“If you’re open and don’t construct borders and boundaries between different parts of your life, you can discover learning everywhere,” says Shaiza Rizavi, partner at Gilder, Gagnon, Howe, & Co. This philosophy allows Rizavi to blend the different aspects of her life.
Early in her career, Rizavi worked as an investigator in the public defender service and as a legal assistant before moving to Thailand where she worked on child development projects. Upon her return, she entered Columbia Business School where her life took a new trajectory thanks to her securities analysis professor. As part of the class, students researched a stock to pitch to Wall Street professionals who would come to Columbia’s campus and grill the students on the particulars. Rizavi met the founder of Gilder, Gagnon, Howe, & Co. during the class and directly after graduation joined the firm, where she has worked for over two decades.
Identify a Firm’s Culture to Find a Great Fit
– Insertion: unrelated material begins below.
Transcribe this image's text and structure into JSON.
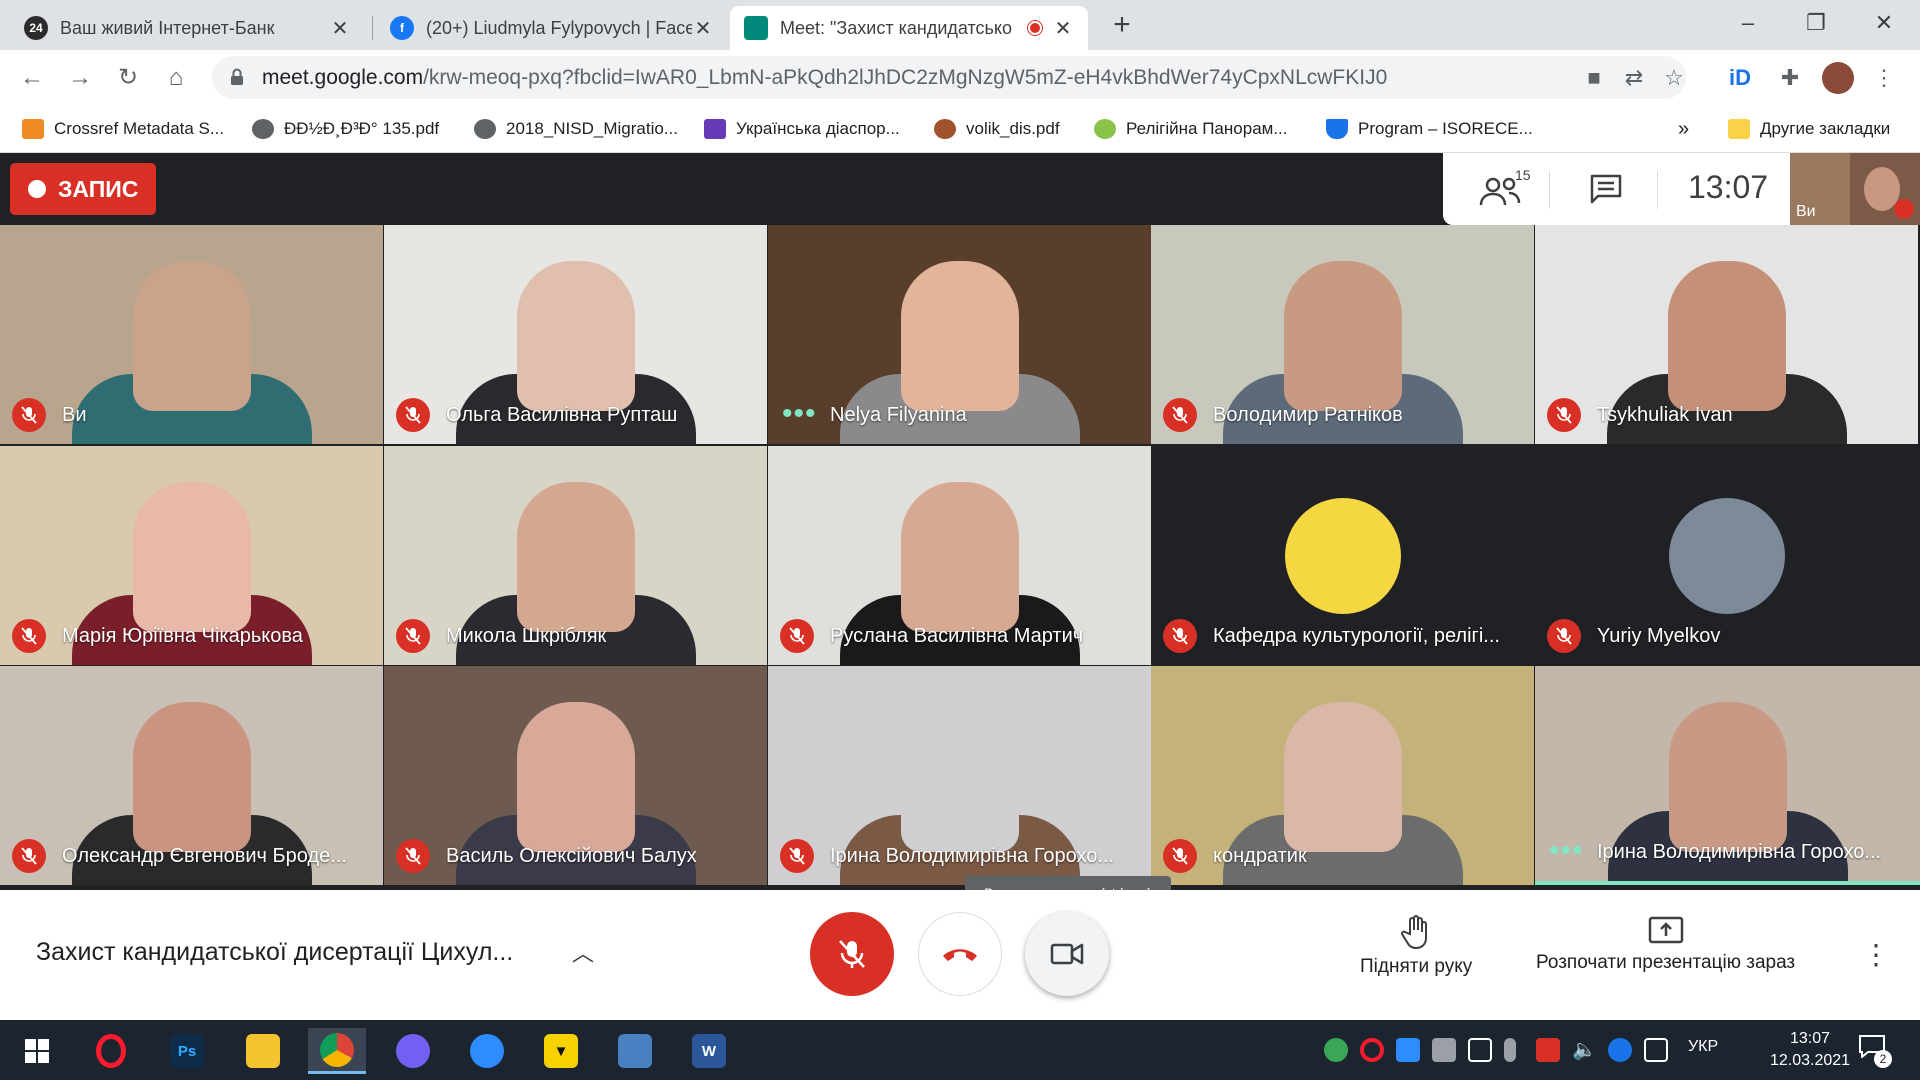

She appreciates that the firm centers on giving small investors who possess long-term patience and fortitude the opportunity to create wealth. The firm’s founder had been working in the institutional investment business when he realized that working professionals, such as teachers, doctors and lawyers, would benefit from actively managed accounts in order to compound their capital. The firm focuses on high-growth opportunities rather than capital conservation. Rizavi uses the research skills developed at business school and through her early work experiences to identify companies engaged in transformational change to help investors reap the potential benefits of high-risk, high-return opportunities.
When interviewing with Gilder, Gagnon, Howe & Co., Rizavi was struck by the stories she heard that articulated the firm’s legends and values. She was particularly drawn to the firm’s orientation toward serving and partnering with clients, as well as its commitment to taking risk based on well-researched, well-thought out ideas. The firm is interested in human creativity and innovation and invests in companies looking to change people’s lives while building capital – an approach Rizavi finds as appealing today as she did over twenty years ago. The legends of achievement within the firm also convinced Rizavi of its uniqueness, especially the story of one woman who began as a typist and rose to become a portfolio manager based on her excellent ideas. “I could tell that this firm judged people on merit, allowing anyone to rise if they deserve it,” she says.
Rizavi advises women to take the time to reflect and look for a role where they can shine. “See how people march through their daily lives within the places you are most attracted to and make sure that that march coincides with values you respect,” she says, adding that analysis must be part of the job search process.
“You might not think you have the luxury of considering all these components because you need to take what is offered, but it will serve you better to take your time and be sure about your potential opportunity.”
She says that it is vital to trust instincts and listen to see if it is a place you want to be, not just for the next year or two but for the long term. “You may not want to stay in one place forever, but it is nice to know there is alignment and therefore staying for the long term is an option,” she points out.
Incorporating Life Holistically
Over the years, Rizavi has learned that it is a myth to believe there is a perfect balance between all aspects of your life.
“You have to give yourself permission to be the best you can be in a certain moment,” she says. “There are phases and seasons where you have the opportunity to focus on different priorities. You may rise in certain areas but you cannot expect all aspects to rise at the same time.”
Rizavi says she has served and learned from many incredible leaders. Chief among them arethe founding members of her firm and the individuals who steward the organizations she respects most including Columbia Business School’s Tamer Center for Social Enterprise, the American Museum of Natural History, Acumen, the Gilder Lehrman Institute and The Calhoun School.
Rizavi now hopes to prolong the benefits of mentoring and apprenticeship by working with entrepreneurs and students at Columbia Business School and other places to share the skills and lessons learned.
She recently returned from Acumen’s global gathering in Kenya where she met 400 of Acumen’s entrepreneurs, fellows and partners from 28 countries and six continents, and learned about initiatives as wide ranging as advancing agricultural practices for small holder farmers to lighting previously unlit regions of the world with solar power. “In working with these entrepreneurs, I gained knowledge of trends, technologies and emerging products and services around the world that I can bring back to my life in New York City,” she says.